Wavelet transform have become a standard tool in the field of image processing and data compression. However, it is still not widely used in seismic processing. One reason is that researchers have just started starting to discover operators in the wavelet domain doing standard Fourier operations like shifting, and differentiating time series. Additionally, DWT fails to render seismic sections as sparse matrices, which frustrates data compression. Interpolation is a more successful application. As with Fourier methods, padding of zeroes in the wavelet domain results in denser sampling in the time domain. In contrast to extending the Fourier transform by padding, the wavelet base function is localized and energy in the extended spectrum part is small but nonzero.

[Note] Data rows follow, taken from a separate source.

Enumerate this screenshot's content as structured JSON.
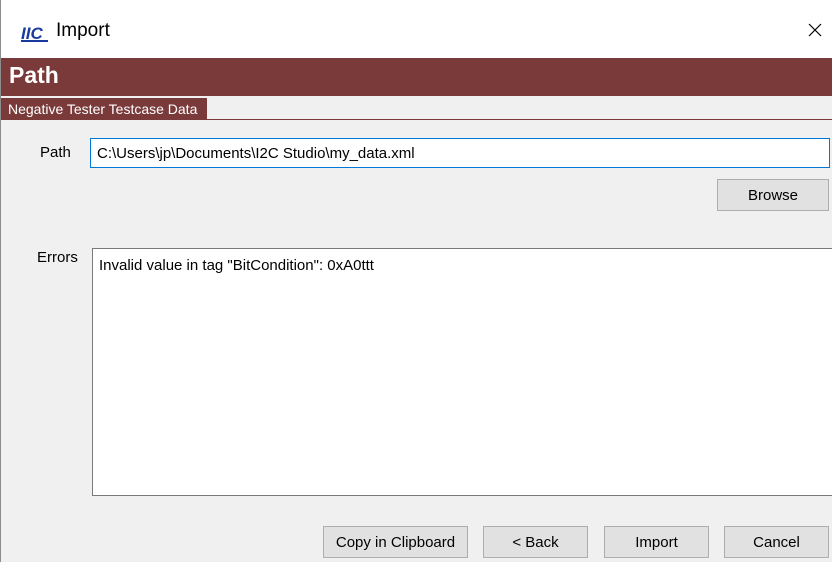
{
  "window": {
    "title": "Import",
    "app_icon": "iic-logo-icon",
    "close_icon": "close-icon"
  },
  "section": {
    "title": "Path",
    "subtitle": "Negative Tester Testcase Data"
  },
  "form": {
    "path_label": "Path",
    "path_value": "C:\\Users\\jp\\Documents\\I2C Studio\\my_data.xml",
    "browse_label": "Browse",
    "errors_label": "Errors",
    "errors_text": "Invalid value in tag \"BitCondition\": 0xA0ttt"
  },
  "buttons": {
    "copy_label": "Copy in Clipboard",
    "back_label": "< Back",
    "import_label": "Import",
    "cancel_label": "Cancel"
  },
  "colors": {
    "accent": "#7a3a3a",
    "logo_blue": "#1a3a9e",
    "focus_border": "#0078d7"
  }
}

I have shown how the choice of filter coefficients implements different Daubechies wavelets. In the future wavelets other than Daubechies' may prove more applicable to seismic data.

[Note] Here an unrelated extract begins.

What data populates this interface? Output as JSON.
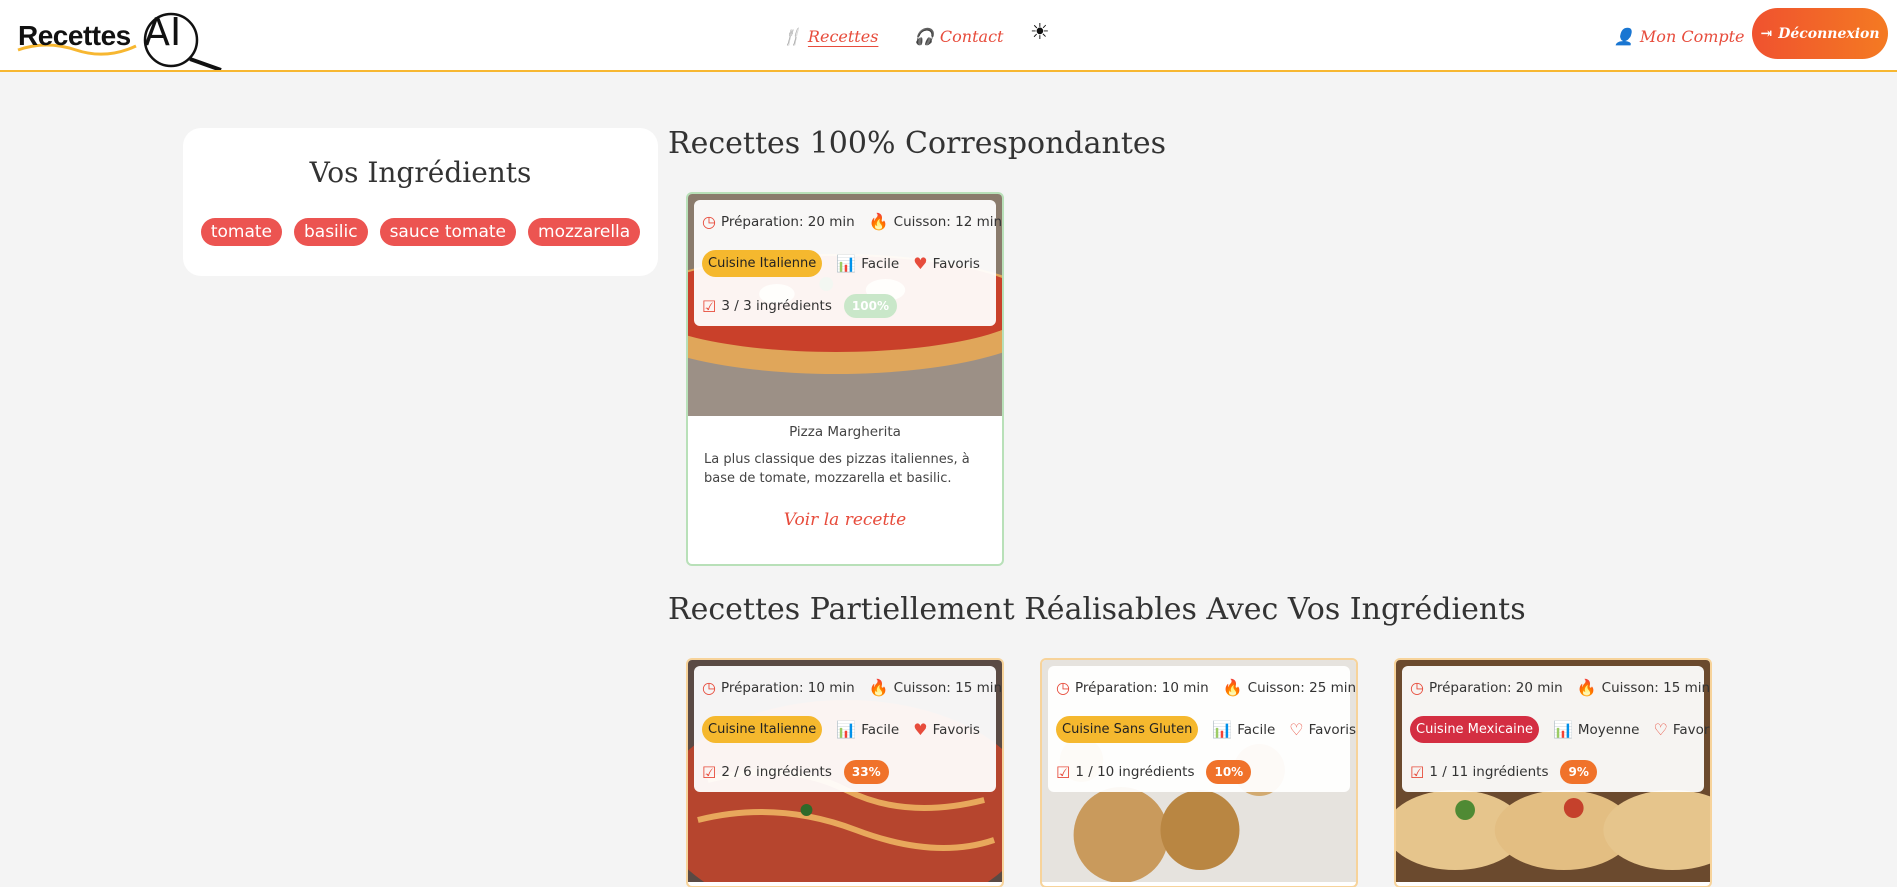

The next goal is to implement discrete Fourier-like operators for shifting, differentiating, and interpolating time series. Comparing these operators with the traditional Fourier operators will require establishing fundamental criteria such as the specification of what accurate differentiation of discrete seismic data means.